Dan Fischer, owner of Fischer Land Surveying and Engineering, explained that many years ago, North Dakota counties joined together to extend the application of the 1999 disaster-proofing FEMA grant by providing access to real estate records via the Internet.
“These records had previously been available only through books and microfilm in the recorders’ offices in the county courthouses across North Dakota,” Fischer said.
Thus, the North Dakota Recorder’s Information Network (NDRIN) was conceived. While many of the old records could be scanned into electronic format using modern photocopiers, other large documents such as plats were simply too large to be scanned.
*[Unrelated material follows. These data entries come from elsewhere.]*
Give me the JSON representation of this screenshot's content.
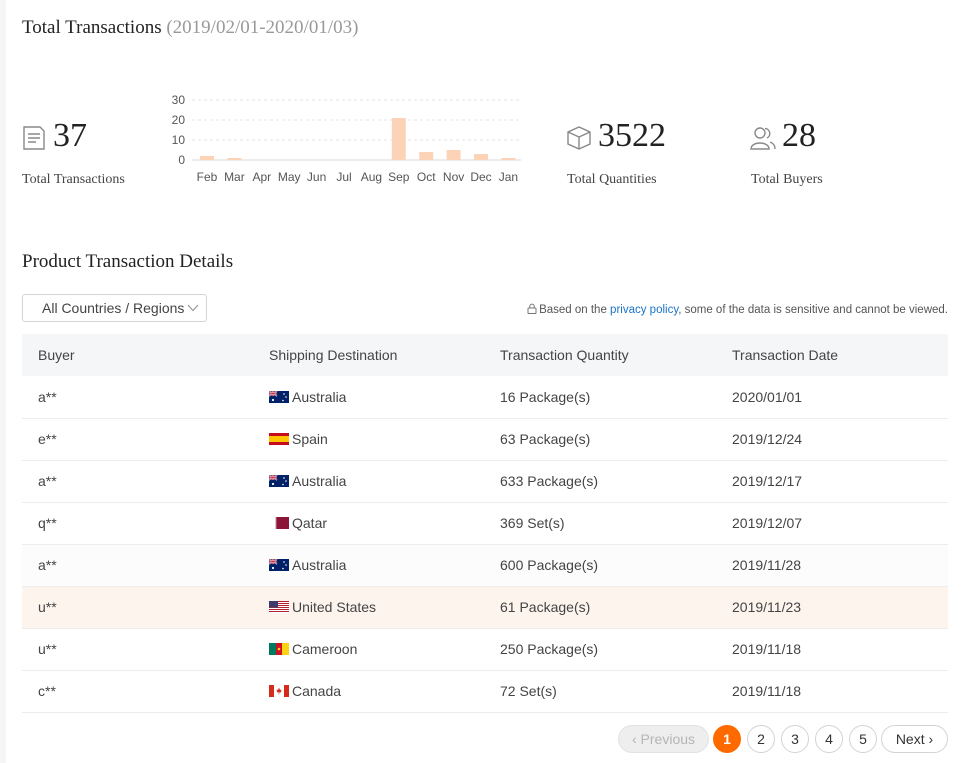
{
  "header": {
    "title": "Total Transactions",
    "date_range": "(2019/02/01-2020/01/03)"
  },
  "stats": {
    "transactions": {
      "value": "37",
      "label": "Total Transactions",
      "icon": "document-icon"
    },
    "quantities": {
      "value": "3522",
      "label": "Total Quantities",
      "icon": "box-icon"
    },
    "buyers": {
      "value": "28",
      "label": "Total Buyers",
      "icon": "users-icon"
    }
  },
  "chart_data": {
    "type": "bar",
    "categories": [
      "Feb",
      "Mar",
      "Apr",
      "May",
      "Jun",
      "Jul",
      "Aug",
      "Sep",
      "Oct",
      "Nov",
      "Dec",
      "Jan"
    ],
    "values": [
      2,
      1,
      0,
      0,
      0,
      0,
      0,
      21,
      4,
      5,
      3,
      1
    ],
    "yticks": [
      "0",
      "10",
      "20",
      "30"
    ],
    "ylim": [
      0,
      30
    ],
    "grid": true,
    "bar_color": "#fdd3b8"
  },
  "details": {
    "title": "Product Transaction Details",
    "filter": "All Countries / Regions",
    "notice_prefix": "Based on the ",
    "notice_link": "privacy policy",
    "notice_suffix": ", some of the data is sensitive and cannot be viewed.",
    "columns": [
      "Buyer",
      "Shipping Destination",
      "Transaction Quantity",
      "Transaction Date"
    ],
    "rows": [
      {
        "buyer": "a**",
        "country": "Australia",
        "flag": "au",
        "quantity": "16 Package(s)",
        "date": "2020/01/01"
      },
      {
        "buyer": "e**",
        "country": "Spain",
        "flag": "es",
        "quantity": "63 Package(s)",
        "date": "2019/12/24"
      },
      {
        "buyer": "a**",
        "country": "Australia",
        "flag": "au",
        "quantity": "633 Package(s)",
        "date": "2019/12/17"
      },
      {
        "buyer": "q**",
        "country": "Qatar",
        "flag": "qa",
        "quantity": "369 Set(s)",
        "date": "2019/12/07"
      },
      {
        "buyer": "a**",
        "country": "Australia",
        "flag": "au",
        "quantity": "600 Package(s)",
        "date": "2019/11/28"
      },
      {
        "buyer": "u**",
        "country": "United States",
        "flag": "us",
        "quantity": "61 Package(s)",
        "date": "2019/11/23"
      },
      {
        "buyer": "u**",
        "country": "Cameroon",
        "flag": "cm",
        "quantity": "250 Package(s)",
        "date": "2019/11/18"
      },
      {
        "buyer": "c**",
        "country": "Canada",
        "flag": "ca",
        "quantity": "72 Set(s)",
        "date": "2019/11/18"
      }
    ]
  },
  "pagination": {
    "previous": "Previous",
    "next": "Next",
    "pages": [
      "1",
      "2",
      "3",
      "4",
      "5"
    ],
    "current": "1",
    "accent": "#ff6a00"
  }
}
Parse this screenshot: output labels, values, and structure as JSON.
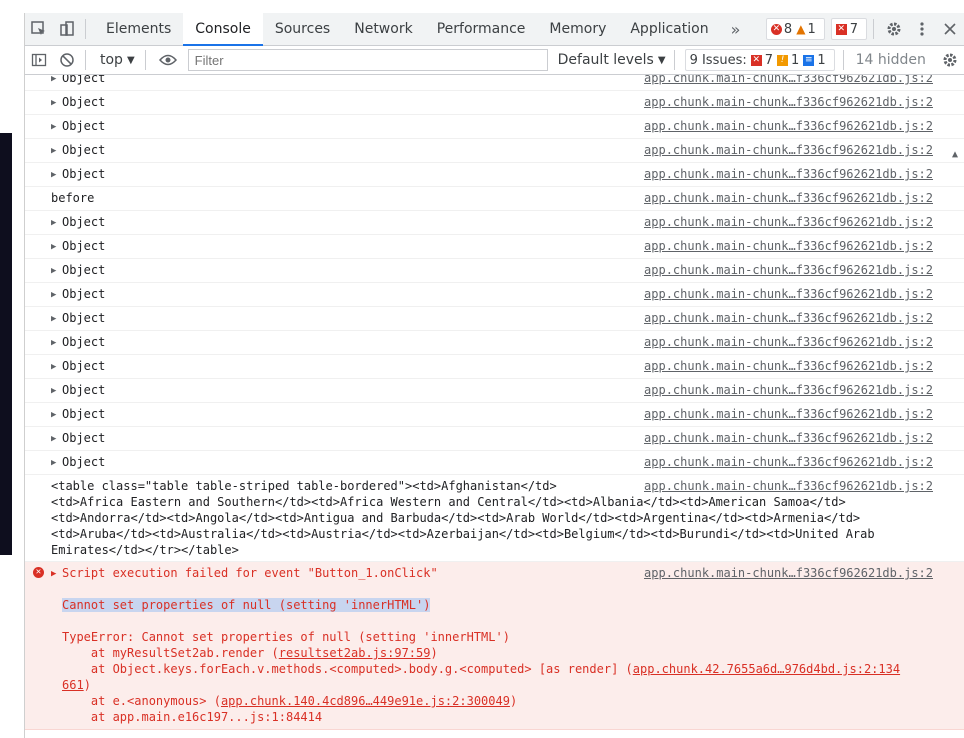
{
  "tabs": [
    "Elements",
    "Console",
    "Sources",
    "Network",
    "Performance",
    "Memory",
    "Application"
  ],
  "active_tab": "Console",
  "tab_overflow": "»",
  "badges": {
    "errors": "8",
    "warnings": "1",
    "issues": "7"
  },
  "toolbar": {
    "context": "top",
    "filter_placeholder": "Filter",
    "levels": "Default levels",
    "issues_label": "9 Issues:",
    "issues_errors": "7",
    "issues_warnings": "1",
    "issues_info": "1",
    "hidden": "14 hidden"
  },
  "source_link": "app.chunk.main-chunk…f336cf962621db.js:2",
  "messages": [
    {
      "text": "Object"
    },
    {
      "text": "Object"
    },
    {
      "text": "Object"
    },
    {
      "text": "Object"
    },
    {
      "text": "Object"
    },
    {
      "text": "before",
      "plain": true
    },
    {
      "text": "Object"
    },
    {
      "text": "Object"
    },
    {
      "text": "Object"
    },
    {
      "text": "Object"
    },
    {
      "text": "Object"
    },
    {
      "text": "Object"
    },
    {
      "text": "Object"
    },
    {
      "text": "Object"
    },
    {
      "text": "Object"
    },
    {
      "text": "Object"
    },
    {
      "text": "Object"
    }
  ],
  "table_message": "<table class=\"table table-striped table-bordered\"><td>Afghanistan</td>\n<td>Africa Eastern and Southern</td><td>Africa Western and Central</td><td>Albania</td><td>American Samoa</td>\n<td>Andorra</td><td>Angola</td><td>Antigua and Barbuda</td><td>Arab World</td><td>Argentina</td><td>Armenia</td>\n<td>Aruba</td><td>Australia</td><td>Austria</td><td>Azerbaijan</td><td>Belgium</td><td>Burundi</td><td>United Arab\nEmirates</td></tr></table>",
  "error": {
    "title": "Script execution failed for event \"Button_1.onClick\"",
    "selected": "Cannot set properties of null (setting 'innerHTML')",
    "type_line": "TypeError: Cannot set properties of null (setting 'innerHTML')",
    "stack1_prefix": "    at myResultSet2ab.render (",
    "stack1_link": "resultset2ab.js:97:59",
    "stack2_prefix": "    at Object.keys.forEach.v.methods.<computed>.body.g.<computed> [as render] (",
    "stack2_link_a": "app.chunk.42.7655a6d…976d4bd.js:2:134",
    "stack2_link_b": "661",
    "stack3_prefix": "    at e.<anonymous> (",
    "stack3_link": "app.chunk.140.4cd896…449e91e.js:2:300049",
    "stack4": "    at app.main.e16c197...js:1:84414"
  }
}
“As one might guess, land surveyors through the state of North Dakota have always maintained a very close relationship with their local county recorders,” Fischer said, “Adequate research of the public records is paramount for the land surveying community to perform their services in a timely and accurate manner, and the NDRIN system has now become a necessary tool in the hands of the land surveyors across the state.”
The North Dakota Society of Professional Land Surveyors (NDSPLS) recognized that some counties were unable to afford scanning of their large plats through an outside vendor and would never be able to upload these documents.
“The tax director’s office was also wanting the plats online so her GIS company could do the work they needed for her office,” Cavalier County Recorder Vicki Kubat explained, “So we thought, to save the tax payers money, we would have the surveyor’s do the scanning and give a donation to their education department.”
As a way to get these plats available online and also to “give back” to the recorders that continually offer their assistance to the surveying community, surveyors have taken it upon themselves to scan these plats.
“Digitizing the plats makes it more efficient for when people are wanting to see a particular plat on record in my office,” Kubat added.
Beginning with then NDSPLS President Steve Langlie, surveyors have been in contact with their local recorders throughout the state to offer this service. The most recent work to convert the hard copy of plats to digital was done by Fischer Land Surveying and Engineering staff Josh Short and Mike Cull.
“The plats turned out very well, and we are happy with the end product,” Kubat said.
The equipment used by Short and Cull then made its way to Walsh County and will soon be on its way to Trail County as well for the same purpose.
“While a bit time consuming, the process benefits not only the county recorders and the land surveyors but also other county departments,” Kubat said.